Supplied material below:

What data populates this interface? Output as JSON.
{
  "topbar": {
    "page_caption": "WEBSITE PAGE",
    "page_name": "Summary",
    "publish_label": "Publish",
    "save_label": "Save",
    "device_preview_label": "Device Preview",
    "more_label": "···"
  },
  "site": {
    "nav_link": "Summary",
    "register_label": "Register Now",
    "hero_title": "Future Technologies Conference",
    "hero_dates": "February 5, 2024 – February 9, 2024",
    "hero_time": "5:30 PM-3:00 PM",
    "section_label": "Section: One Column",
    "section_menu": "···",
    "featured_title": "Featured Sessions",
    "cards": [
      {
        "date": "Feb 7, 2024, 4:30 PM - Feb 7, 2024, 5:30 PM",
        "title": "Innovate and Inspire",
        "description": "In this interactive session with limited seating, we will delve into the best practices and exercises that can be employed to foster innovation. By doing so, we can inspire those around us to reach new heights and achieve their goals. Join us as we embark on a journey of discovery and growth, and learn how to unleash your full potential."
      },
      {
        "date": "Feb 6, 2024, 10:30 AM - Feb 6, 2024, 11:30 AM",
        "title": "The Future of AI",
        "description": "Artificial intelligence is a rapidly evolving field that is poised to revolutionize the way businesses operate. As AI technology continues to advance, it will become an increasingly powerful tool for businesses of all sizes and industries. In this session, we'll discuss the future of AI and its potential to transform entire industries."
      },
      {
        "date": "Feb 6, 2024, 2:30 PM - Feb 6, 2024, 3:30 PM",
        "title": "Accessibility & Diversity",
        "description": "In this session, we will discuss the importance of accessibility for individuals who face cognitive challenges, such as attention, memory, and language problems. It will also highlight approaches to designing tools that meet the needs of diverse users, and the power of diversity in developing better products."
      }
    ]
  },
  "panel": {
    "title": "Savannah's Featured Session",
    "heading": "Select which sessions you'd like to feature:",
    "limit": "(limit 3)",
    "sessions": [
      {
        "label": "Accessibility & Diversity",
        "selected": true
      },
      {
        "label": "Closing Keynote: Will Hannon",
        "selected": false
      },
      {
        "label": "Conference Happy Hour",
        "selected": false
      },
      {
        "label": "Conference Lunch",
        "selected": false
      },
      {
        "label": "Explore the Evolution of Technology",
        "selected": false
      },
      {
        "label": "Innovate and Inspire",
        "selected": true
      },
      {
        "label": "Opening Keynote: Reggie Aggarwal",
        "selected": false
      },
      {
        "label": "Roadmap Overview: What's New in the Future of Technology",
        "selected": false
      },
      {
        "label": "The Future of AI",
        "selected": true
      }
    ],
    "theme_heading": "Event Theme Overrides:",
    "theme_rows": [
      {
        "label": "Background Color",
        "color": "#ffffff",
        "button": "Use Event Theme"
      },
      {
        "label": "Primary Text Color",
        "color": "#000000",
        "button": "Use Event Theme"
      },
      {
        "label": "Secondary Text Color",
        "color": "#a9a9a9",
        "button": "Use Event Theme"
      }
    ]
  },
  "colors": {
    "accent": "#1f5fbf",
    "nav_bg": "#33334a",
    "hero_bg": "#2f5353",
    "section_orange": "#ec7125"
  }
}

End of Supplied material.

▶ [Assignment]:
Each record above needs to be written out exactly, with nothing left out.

▶ [Response to the exercise]:
What data populates this interface? Output as JSON.
{
  "topbar": {
    "page_caption": "WEBSITE PAGE",
    "page_name": "Summary",
    "publish_label": "Publish",
    "save_label": "Save",
    "device_preview_label": "Device Preview",
    "more_label": "···"
  },
  "site": {
    "nav_link": "Summary",
    "register_label": "Register Now",
    "hero_title": "Future Technologies Conference",
    "hero_dates": "February 5, 2024 – February 9, 2024",
    "hero_time": "5:30 PM-3:00 PM",
    "section_label": "Section: One Column",
    "section_menu": "···",
    "featured_title": "Featured Sessions",
    "cards": [
      {
        "date": "Feb 7, 2024, 4:30 PM - Feb 7, 2024, 5:30 PM",
        "title": "Innovate and Inspire",
        "description": "In this interactive session with limited seating, we will delve into the best practices and exercises that can be employed to foster innovation. By doing so, we can inspire those around us to reach new heights and achieve their goals. Join us as we embark on a journey of discovery and growth, and learn how to unleash your full potential."
      },
      {
        "date": "Feb 6, 2024, 10:30 AM - Feb 6, 2024, 11:30 AM",
        "title": "The Future of AI",
        "description": "Artificial intelligence is a rapidly evolving field that is poised to revolutionize the way businesses operate. As AI technology continues to advance, it will become an increasingly powerful tool for businesses of all sizes and industries. In this session, we'll discuss the future of AI and its potential to transform entire industries."
      },
      {
        "date": "Feb 6, 2024, 2:30 PM - Feb 6, 2024, 3:30 PM",
        "title": "Accessibility & Diversity",
        "description": "In this session, we will discuss the importance of accessibility for individuals who face cognitive challenges, such as attention, memory, and language problems. It will also highlight approaches to designing tools that meet the needs of diverse users, and the power of diversity in developing better products."
      }
    ]
  },
  "panel": {
    "title": "Savannah's Featured Session",
    "heading": "Select which sessions you'd like to feature:",
    "limit": "(limit 3)",
    "sessions": [
      {
        "label": "Accessibility & Diversity",
        "selected": true
      },
      {
        "label": "Closing Keynote: Will Hannon",
        "selected": false
      },
      {
        "label": "Conference Happy Hour",
        "selected": false
      },
      {
        "label": "Conference Lunch",
        "selected": false
      },
      {
        "label": "Explore the Evolution of Technology",
        "selected": false
      },
      {
        "label": "Innovate and Inspire",
        "selected": true
      },
      {
        "label": "Opening Keynote: Reggie Aggarwal",
        "selected": false
      },
      {
        "label": "Roadmap Overview: What's New in the Future of Technology",
        "selected": false
      },
      {
        "label": "The Future of AI",
        "selected": true
      }
    ],
    "theme_heading": "Event Theme Overrides:",
    "theme_rows": [
      {
        "label": "Background Color",
        "color": "#ffffff",
        "button": "Use Event Theme"
      },
      {
        "label": "Primary Text Color",
        "color": "#000000",
        "button": "Use Event Theme"
      },
      {
        "label": "Secondary Text Color",
        "color": "#a9a9a9",
        "button": "Use Event Theme"
      }
    ]
  },
  "colors": {
    "accent": "#1f5fbf",
    "nav_bg": "#33334a",
    "hero_bg": "#2f5353",
    "section_orange": "#ec7125"
  }
}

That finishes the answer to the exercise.